* **Records for processing**
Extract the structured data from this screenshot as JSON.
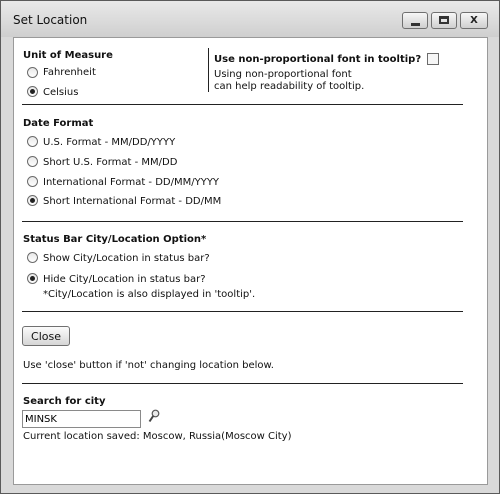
{
  "window": {
    "title": "Set Location",
    "buttons": {
      "minimize": "minimize",
      "maximize": "maximize",
      "close": "X"
    }
  },
  "unit_of_measure": {
    "heading": "Unit of Measure",
    "options": [
      {
        "label": "Fahrenheit",
        "selected": false
      },
      {
        "label": "Celsius",
        "selected": true
      }
    ]
  },
  "tooltip_font": {
    "label": "Use non-proportional font in tooltip?",
    "checked": false,
    "help_line1": "Using non-proportional font",
    "help_line2": "can help readability of tooltip."
  },
  "date_format": {
    "heading": "Date Format",
    "options": [
      {
        "label": "U.S. Format - MM/DD/YYYY",
        "selected": false
      },
      {
        "label": "Short U.S. Format - MM/DD",
        "selected": false
      },
      {
        "label": "International Format - DD/MM/YYYY",
        "selected": false
      },
      {
        "label": "Short International Format - DD/MM",
        "selected": true
      }
    ]
  },
  "status_bar": {
    "heading": "Status Bar City/Location Option*",
    "options": [
      {
        "label": "Show City/Location in status bar?",
        "selected": false
      },
      {
        "label": "Hide City/Location in status bar?",
        "selected": true
      }
    ],
    "footnote": "*City/Location is also displayed in 'tooltip'."
  },
  "close_section": {
    "button_label": "Close",
    "hint": "Use 'close' button if 'not' changing location below."
  },
  "search": {
    "heading": "Search for city",
    "value": "MINSK",
    "icon": "magnifier-icon",
    "current_location": "Current location saved: Moscow, Russia(Moscow City)"
  }
}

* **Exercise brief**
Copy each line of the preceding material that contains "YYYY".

* **Solution to this exercise**
        "label": "U.S. Format - MM/DD/YYYY",
        "label": "International Format - DD/MM/YYYY",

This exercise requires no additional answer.